3. What documents are required for a mother to transfer property to his son?

Property Deed or Gift Deed, No Objection Certificate (NOC), Identification Proof, Address Proof, Passport-sized Photographs, Stamp Duty Payment Receipt, Registration Certificate, Legal Heir Certificate.

4. Are there any tax implications when a mother transfers property to his son?

Yes, there can be tax implications when a mother transfers property to her son. In India, the transfer of property can trigger certain tax considerations, depending on the nature of the transfer and the relationship between the parties.

5. Can a mother transfer only a portion of her property to son?

Yes, a mother can transfer only a portion of her property to her son. This can be accomplished through various legal instruments, such as a partition deed or a gift deed specifying the specific portion being transferred. The document should clearly outline the details of the transfer, including the description of the portion, conditions, and any other relevant terms. Legal advice is recommended to ensure that the process complies with applicable laws, and the necessary documentation, including registration and stamp duty, is appropriately handled.

6. What if the son is a minor – how does the property transfer process work?

If the son is a minor, property transfer involves a guardian managing the process. Legal procedures ensure minor’s interests.

7. Can a mother revoke the transfer of property after it has been completed?

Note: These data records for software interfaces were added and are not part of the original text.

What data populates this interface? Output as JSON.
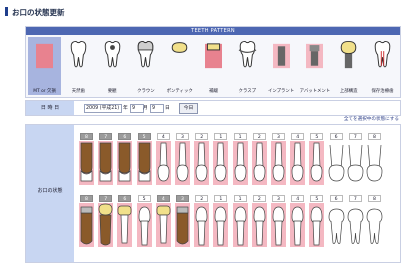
{
  "header": {
    "title": "お口の状態更新"
  },
  "palette": {
    "title": "TEETH PATTERN",
    "tools": [
      {
        "label": "MT or 欠損",
        "icon": "missing-tooth-icon",
        "selected": true
      },
      {
        "label": "天然歯",
        "icon": "natural-tooth-icon",
        "selected": false
      },
      {
        "label": "要観",
        "icon": "caries-tooth-icon",
        "selected": false
      },
      {
        "label": "クラウン",
        "icon": "crown-tooth-icon",
        "selected": false
      },
      {
        "label": "ポンティック",
        "icon": "pontic-tooth-icon",
        "selected": false
      },
      {
        "label": "補綴",
        "icon": "filling-tooth-icon",
        "selected": false
      },
      {
        "label": "クラスプ",
        "icon": "clasp-tooth-icon",
        "selected": false
      },
      {
        "label": "インプラント",
        "icon": "implant-icon",
        "selected": false
      },
      {
        "label": "アバットメント",
        "icon": "abutment-icon",
        "selected": false
      },
      {
        "label": "上部構造",
        "icon": "superstructure-icon",
        "selected": false
      },
      {
        "label": "保存治療歯",
        "icon": "treated-tooth-icon",
        "selected": false
      }
    ]
  },
  "date": {
    "label": "日 時 日",
    "year": "2009 (平成21)",
    "year_unit": "年",
    "month": "9",
    "month_unit": "月",
    "day": "9",
    "day_unit": "日",
    "today_button": "今日"
  },
  "note": "全てを選択中の状態にする",
  "chart": {
    "label": "お口の状態",
    "upper": [
      {
        "num": "8",
        "type": "root"
      },
      {
        "num": "7",
        "type": "root"
      },
      {
        "num": "6",
        "type": "root"
      },
      {
        "num": "5",
        "type": "root"
      },
      {
        "num": "4",
        "type": "incisor"
      },
      {
        "num": "3",
        "type": "incisor"
      },
      {
        "num": "2",
        "type": "incisor"
      },
      {
        "num": "1",
        "type": "incisor"
      },
      {
        "num": "1",
        "type": "incisor"
      },
      {
        "num": "2",
        "type": "incisor"
      },
      {
        "num": "3",
        "type": "incisor"
      },
      {
        "num": "4",
        "type": "incisor"
      },
      {
        "num": "5",
        "type": "incisor"
      },
      {
        "num": "6",
        "type": "molar"
      },
      {
        "num": "7",
        "type": "molar"
      },
      {
        "num": "8",
        "type": "molar"
      }
    ],
    "lower": [
      {
        "num": "8",
        "type": "root"
      },
      {
        "num": "7",
        "type": "crown"
      },
      {
        "num": "6",
        "type": "bridge"
      },
      {
        "num": "5",
        "type": "incisor"
      },
      {
        "num": "4",
        "type": "bridge"
      },
      {
        "num": "3",
        "type": "root"
      },
      {
        "num": "2",
        "type": "incisor"
      },
      {
        "num": "1",
        "type": "incisor"
      },
      {
        "num": "1",
        "type": "incisor"
      },
      {
        "num": "2",
        "type": "incisor"
      },
      {
        "num": "3",
        "type": "incisor"
      },
      {
        "num": "4",
        "type": "incisor"
      },
      {
        "num": "5",
        "type": "incisor"
      },
      {
        "num": "6",
        "type": "molar"
      },
      {
        "num": "7",
        "type": "molar"
      },
      {
        "num": "8",
        "type": "molar"
      }
    ]
  },
  "colors": {
    "accent": "#4d67b2",
    "pink": "#f4b8c2",
    "gum": "#e8828f",
    "root": "#8a5a2a",
    "gold": "#f1e08a"
  }
}
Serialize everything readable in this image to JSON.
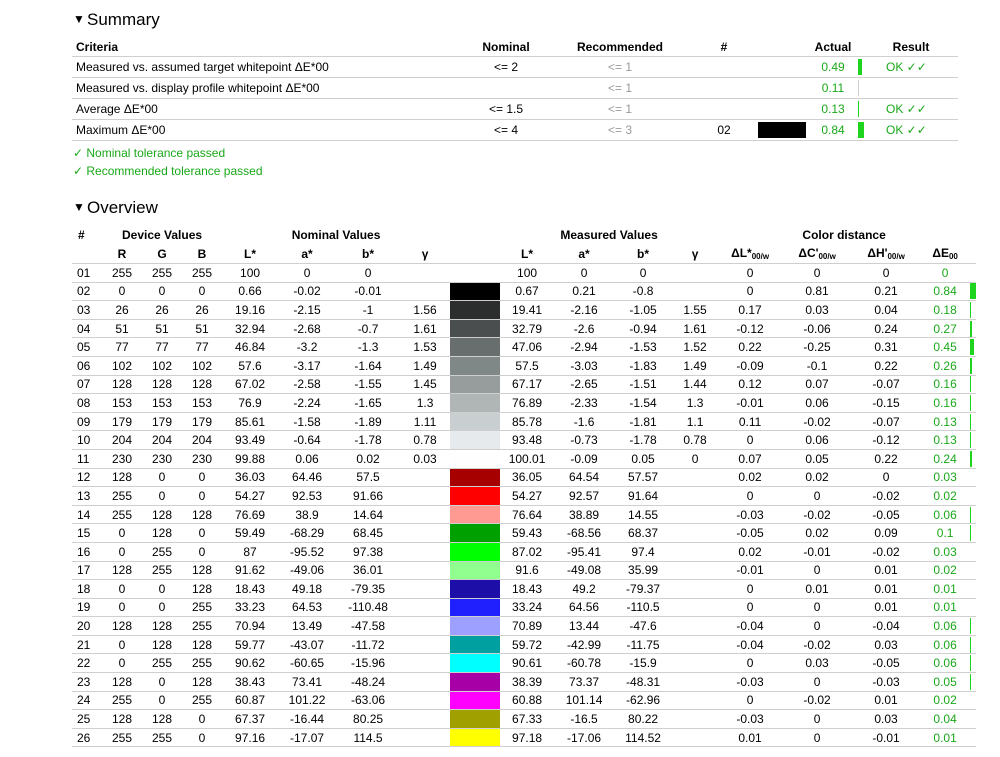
{
  "summary": {
    "title": "Summary",
    "headers": {
      "criteria": "Criteria",
      "nominal": "Nominal",
      "recommended": "Recommended",
      "num": "#",
      "actual": "Actual",
      "result": "Result"
    },
    "rows": [
      {
        "criteria": "Measured vs. assumed target whitepoint ΔE*00",
        "nominal": "<= 2",
        "recommended": "<= 1",
        "num": "",
        "swatch": "",
        "actual": "0.49",
        "bar": 0.049,
        "result": "OK ✓✓"
      },
      {
        "criteria": "Measured vs. display profile whitepoint ΔE*00",
        "nominal": "",
        "recommended": "<= 1",
        "num": "",
        "swatch": "",
        "actual": "0.11",
        "bar": 0.011,
        "result": ""
      },
      {
        "criteria": "Average ΔE*00",
        "nominal": "<= 1.5",
        "recommended": "<= 1",
        "num": "",
        "swatch": "",
        "actual": "0.13",
        "bar": 0.013,
        "result": "OK ✓✓"
      },
      {
        "criteria": "Maximum ΔE*00",
        "nominal": "<= 4",
        "recommended": "<= 3",
        "num": "02",
        "swatch": "#000000",
        "actual": "0.84",
        "bar": 0.084,
        "result": "OK ✓✓"
      }
    ],
    "passed": [
      "✓ Nominal tolerance passed",
      "✓ Recommended tolerance passed"
    ]
  },
  "overview": {
    "title": "Overview",
    "group_headers": {
      "num": "#",
      "device": "Device Values",
      "nominal": "Nominal Values",
      "measured": "Measured Values",
      "distance": "Color distance"
    },
    "col_headers": {
      "r": "R",
      "g": "G",
      "b": "B",
      "L": "L*",
      "a": "a*",
      "bstar": "b*",
      "gamma": "γ",
      "dL": "ΔL*",
      "dC": "ΔC'",
      "dH": "ΔH'",
      "dE": "ΔE",
      "sub_w": "00/w",
      "sub_00": "00"
    },
    "rows": [
      [
        "01",
        "255",
        "255",
        "255",
        "100",
        "0",
        "0",
        "",
        "#ffffff",
        "100",
        "0",
        "0",
        "",
        "0",
        "0",
        "0",
        "0"
      ],
      [
        "02",
        "0",
        "0",
        "0",
        "0.66",
        "-0.02",
        "-0.01",
        "",
        "#000000",
        "0.67",
        "0.21",
        "-0.8",
        "",
        "0",
        "0.81",
        "0.21",
        "0.84"
      ],
      [
        "03",
        "26",
        "26",
        "26",
        "19.16",
        "-2.15",
        "-1",
        "1.56",
        "#2c2e2e",
        "19.41",
        "-2.16",
        "-1.05",
        "1.55",
        "0.17",
        "0.03",
        "0.04",
        "0.18"
      ],
      [
        "04",
        "51",
        "51",
        "51",
        "32.94",
        "-2.68",
        "-0.7",
        "1.61",
        "#4a4e4e",
        "32.79",
        "-2.6",
        "-0.94",
        "1.61",
        "-0.12",
        "-0.06",
        "0.24",
        "0.27"
      ],
      [
        "05",
        "77",
        "77",
        "77",
        "46.84",
        "-3.2",
        "-1.3",
        "1.53",
        "#686e6e",
        "47.06",
        "-2.94",
        "-1.53",
        "1.52",
        "0.22",
        "-0.25",
        "0.31",
        "0.45"
      ],
      [
        "06",
        "102",
        "102",
        "102",
        "57.6",
        "-3.17",
        "-1.64",
        "1.49",
        "#808787",
        "57.5",
        "-3.03",
        "-1.83",
        "1.49",
        "-0.09",
        "-0.1",
        "0.22",
        "0.26"
      ],
      [
        "07",
        "128",
        "128",
        "128",
        "67.02",
        "-2.58",
        "-1.55",
        "1.45",
        "#979d9d",
        "67.17",
        "-2.65",
        "-1.51",
        "1.44",
        "0.12",
        "0.07",
        "-0.07",
        "0.16"
      ],
      [
        "08",
        "153",
        "153",
        "153",
        "76.9",
        "-2.24",
        "-1.65",
        "1.3",
        "#b0b6b6",
        "76.89",
        "-2.33",
        "-1.54",
        "1.3",
        "-0.01",
        "0.06",
        "-0.15",
        "0.16"
      ],
      [
        "09",
        "179",
        "179",
        "179",
        "85.61",
        "-1.58",
        "-1.89",
        "1.11",
        "#c9cfd0",
        "85.78",
        "-1.6",
        "-1.81",
        "1.1",
        "0.11",
        "-0.02",
        "-0.07",
        "0.13"
      ],
      [
        "10",
        "204",
        "204",
        "204",
        "93.49",
        "-0.64",
        "-1.78",
        "0.78",
        "#e6eaec",
        "93.48",
        "-0.73",
        "-1.78",
        "0.78",
        "0",
        "0.06",
        "-0.12",
        "0.13"
      ],
      [
        "11",
        "230",
        "230",
        "230",
        "99.88",
        "0.06",
        "0.02",
        "0.03",
        "#fefefe",
        "100.01",
        "-0.09",
        "0.05",
        "0",
        "0.07",
        "0.05",
        "0.22",
        "0.24"
      ],
      [
        "12",
        "128",
        "0",
        "0",
        "36.03",
        "64.46",
        "57.5",
        "",
        "#a60000",
        "36.05",
        "64.54",
        "57.57",
        "",
        "0.02",
        "0.02",
        "0",
        "0.03"
      ],
      [
        "13",
        "255",
        "0",
        "0",
        "54.27",
        "92.53",
        "91.66",
        "",
        "#ff0000",
        "54.27",
        "92.57",
        "91.64",
        "",
        "0",
        "0",
        "-0.02",
        "0.02"
      ],
      [
        "14",
        "255",
        "128",
        "128",
        "76.69",
        "38.9",
        "14.64",
        "",
        "#ff9a93",
        "76.64",
        "38.89",
        "14.55",
        "",
        "-0.03",
        "-0.02",
        "-0.05",
        "0.06"
      ],
      [
        "15",
        "0",
        "128",
        "0",
        "59.49",
        "-68.29",
        "68.45",
        "",
        "#00a000",
        "59.43",
        "-68.56",
        "68.37",
        "",
        "-0.05",
        "0.02",
        "0.09",
        "0.1"
      ],
      [
        "16",
        "0",
        "255",
        "0",
        "87",
        "-95.52",
        "97.38",
        "",
        "#00ff00",
        "87.02",
        "-95.41",
        "97.4",
        "",
        "0.02",
        "-0.01",
        "-0.02",
        "0.03"
      ],
      [
        "17",
        "128",
        "255",
        "128",
        "91.62",
        "-49.06",
        "36.01",
        "",
        "#90ff90",
        "91.6",
        "-49.08",
        "35.99",
        "",
        "-0.01",
        "0",
        "0.01",
        "0.02"
      ],
      [
        "18",
        "0",
        "0",
        "128",
        "18.43",
        "49.18",
        "-79.35",
        "",
        "#1c0ea6",
        "18.43",
        "49.2",
        "-79.37",
        "",
        "0",
        "0.01",
        "0.01",
        "0.01"
      ],
      [
        "19",
        "0",
        "0",
        "255",
        "33.23",
        "64.53",
        "-110.48",
        "",
        "#2020ff",
        "33.24",
        "64.56",
        "-110.5",
        "",
        "0",
        "0",
        "0.01",
        "0.01"
      ],
      [
        "20",
        "128",
        "128",
        "255",
        "70.94",
        "13.49",
        "-47.58",
        "",
        "#9ea0ff",
        "70.89",
        "13.44",
        "-47.6",
        "",
        "-0.04",
        "0",
        "-0.04",
        "0.06"
      ],
      [
        "21",
        "0",
        "128",
        "128",
        "59.77",
        "-43.07",
        "-11.72",
        "",
        "#00a0a0",
        "59.72",
        "-42.99",
        "-11.75",
        "",
        "-0.04",
        "-0.02",
        "0.03",
        "0.06"
      ],
      [
        "22",
        "0",
        "255",
        "255",
        "90.62",
        "-60.65",
        "-15.96",
        "",
        "#00ffff",
        "90.61",
        "-60.78",
        "-15.9",
        "",
        "0",
        "0.03",
        "-0.05",
        "0.06"
      ],
      [
        "23",
        "128",
        "0",
        "128",
        "38.43",
        "73.41",
        "-48.24",
        "",
        "#a600a6",
        "38.39",
        "73.37",
        "-48.31",
        "",
        "-0.03",
        "0",
        "-0.03",
        "0.05"
      ],
      [
        "24",
        "255",
        "0",
        "255",
        "60.87",
        "101.22",
        "-63.06",
        "",
        "#ff00ff",
        "60.88",
        "101.14",
        "-62.96",
        "",
        "0",
        "-0.02",
        "0.01",
        "0.02"
      ],
      [
        "25",
        "128",
        "128",
        "0",
        "67.37",
        "-16.44",
        "80.25",
        "",
        "#a0a000",
        "67.33",
        "-16.5",
        "80.22",
        "",
        "-0.03",
        "0",
        "0.03",
        "0.04"
      ],
      [
        "26",
        "255",
        "255",
        "0",
        "97.16",
        "-17.07",
        "114.5",
        "",
        "#ffff00",
        "97.18",
        "-17.06",
        "114.52",
        "",
        "0.01",
        "0",
        "-0.01",
        "0.01"
      ]
    ]
  }
}
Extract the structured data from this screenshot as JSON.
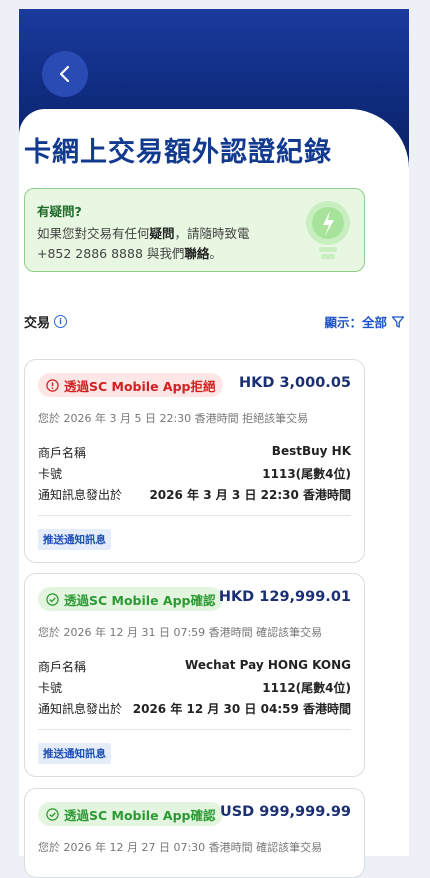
{
  "page": {
    "title": "卡網上交易額外認證紀錄"
  },
  "help": {
    "title": "有疑問?",
    "line1_a": "如果您對交易有任何",
    "line1_b": "疑問",
    "line1_c": "，請隨時致電",
    "line2_a": "+852 2886 8888 與我們",
    "line2_b": "聯絡",
    "line2_c": "。"
  },
  "section": {
    "label": "交易",
    "filter_label": "顯示：全部"
  },
  "cards": [
    {
      "status": "透過SC Mobile App拒絕",
      "status_type": "reject",
      "amount": "HKD 3,000.05",
      "note": "您於 2026 年 3 月 5 日 22:30 香港時間 拒絕該筆交易",
      "merchant_label": "商戶名稱",
      "merchant": "BestBuy HK",
      "card_label": "卡號",
      "card": "1113(尾數4位)",
      "notice_label": "通知訊息發出於",
      "notice": "2026 年 3 月 3 日 22:30 香港時間",
      "tag": "推送通知訊息"
    },
    {
      "status": "透過SC Mobile App確認",
      "status_type": "confirm",
      "amount": "HKD 129,999.01",
      "note": "您於 2026 年 12 月 31 日 07:59 香港時間 確認該筆交易",
      "merchant_label": "商戶名稱",
      "merchant": "Wechat Pay HONG KONG",
      "card_label": "卡號",
      "card": "1112(尾數4位)",
      "notice_label": "通知訊息發出於",
      "notice": "2026 年 12 月 30 日 04:59 香港時間",
      "tag": "推送通知訊息"
    },
    {
      "status": "透過SC Mobile App確認",
      "status_type": "confirm",
      "amount": "USD 999,999.99",
      "note": "您於 2026 年 12 月 27 日 07:30 香港時間 確認該筆交易"
    }
  ],
  "colors": {
    "header_blue": "#0e2a7c",
    "title_blue": "#123a8f",
    "reject_red": "#d21f1f",
    "confirm_green": "#2a9a32"
  }
}
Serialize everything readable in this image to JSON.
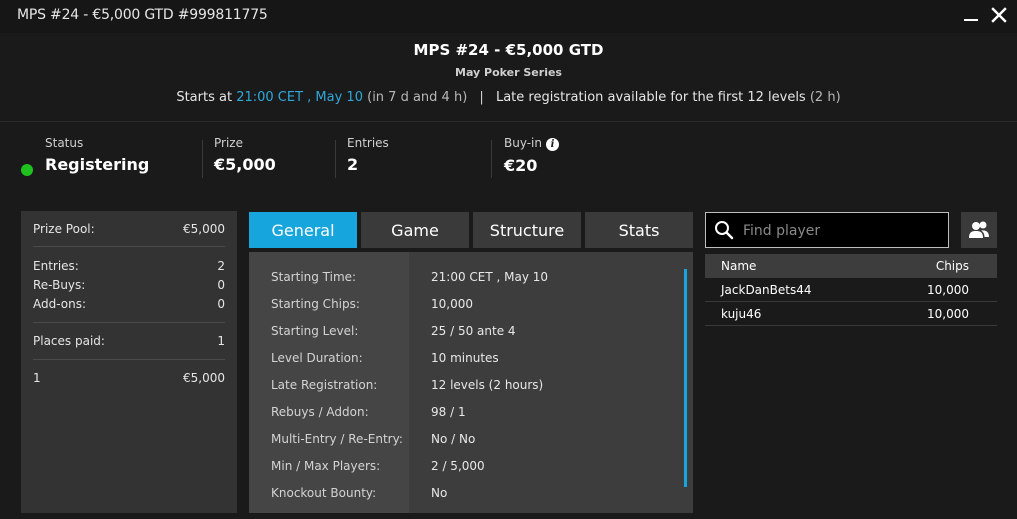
{
  "window": {
    "title": "MPS #24 - €5,000 GTD #999811775"
  },
  "header": {
    "title": "MPS #24 - €5,000 GTD",
    "subtitle": "May Poker Series",
    "starts_prefix": "Starts at",
    "starts_time": "21:00 CET , May 10",
    "starts_relative": "(in 7 d and 4 h)",
    "separator": "|",
    "late_reg_text": "Late registration available for the first 12 levels",
    "late_reg_duration": "(2 h)"
  },
  "summary": {
    "status": {
      "label": "Status",
      "value": "Registering",
      "color": "#1fc11f"
    },
    "prize": {
      "label": "Prize",
      "value": "€5,000"
    },
    "entries": {
      "label": "Entries",
      "value": "2"
    },
    "buyin": {
      "label": "Buy-in",
      "value": "€20",
      "info_icon": "i"
    }
  },
  "prize_panel": {
    "prize_pool_label": "Prize Pool:",
    "prize_pool_value": "€5,000",
    "entries_label": "Entries:",
    "entries_value": "2",
    "rebuys_label": "Re-Buys:",
    "rebuys_value": "0",
    "addons_label": "Add-ons:",
    "addons_value": "0",
    "places_paid_label": "Places paid:",
    "places_paid_value": "1",
    "payouts": [
      {
        "place": "1",
        "amount": "€5,000"
      }
    ]
  },
  "tabs": [
    {
      "label": "General",
      "active": true
    },
    {
      "label": "Game",
      "active": false
    },
    {
      "label": "Structure",
      "active": false
    },
    {
      "label": "Stats",
      "active": false
    }
  ],
  "general": [
    {
      "key": "Starting Time:",
      "value": "21:00 CET , May 10"
    },
    {
      "key": "Starting Chips:",
      "value": "10,000"
    },
    {
      "key": "Starting Level:",
      "value": "25 / 50 ante 4"
    },
    {
      "key": "Level Duration:",
      "value": "10 minutes"
    },
    {
      "key": "Late Registration:",
      "value": "12 levels (2 hours)"
    },
    {
      "key": "Rebuys / Addon:",
      "value": "98 / 1"
    },
    {
      "key": "Multi-Entry / Re-Entry:",
      "value": "No / No"
    },
    {
      "key": "Min / Max Players:",
      "value": "2 / 5,000"
    },
    {
      "key": "Knockout Bounty:",
      "value": "No"
    }
  ],
  "search": {
    "placeholder": "Find player"
  },
  "players": {
    "col_name": "Name",
    "col_chips": "Chips",
    "rows": [
      {
        "name": "JackDanBets44",
        "chips": "10,000"
      },
      {
        "name": "kuju46",
        "chips": "10,000"
      }
    ]
  },
  "colors": {
    "accent": "#17a5dd",
    "link_blue": "#2fa8d8",
    "status_green": "#1fc11f"
  }
}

Once a property transfer is completed, revoking it can be challenging. Legal options may exist in specific circumstances, like fraud or coercion, but consulting with a legal professional is crucial. Additionally, local laws and the specific terms outlined in the property transfer document will impact the possibility of revocation. Generally, property transfers are considered final, and revoking them may involve complex legal processes.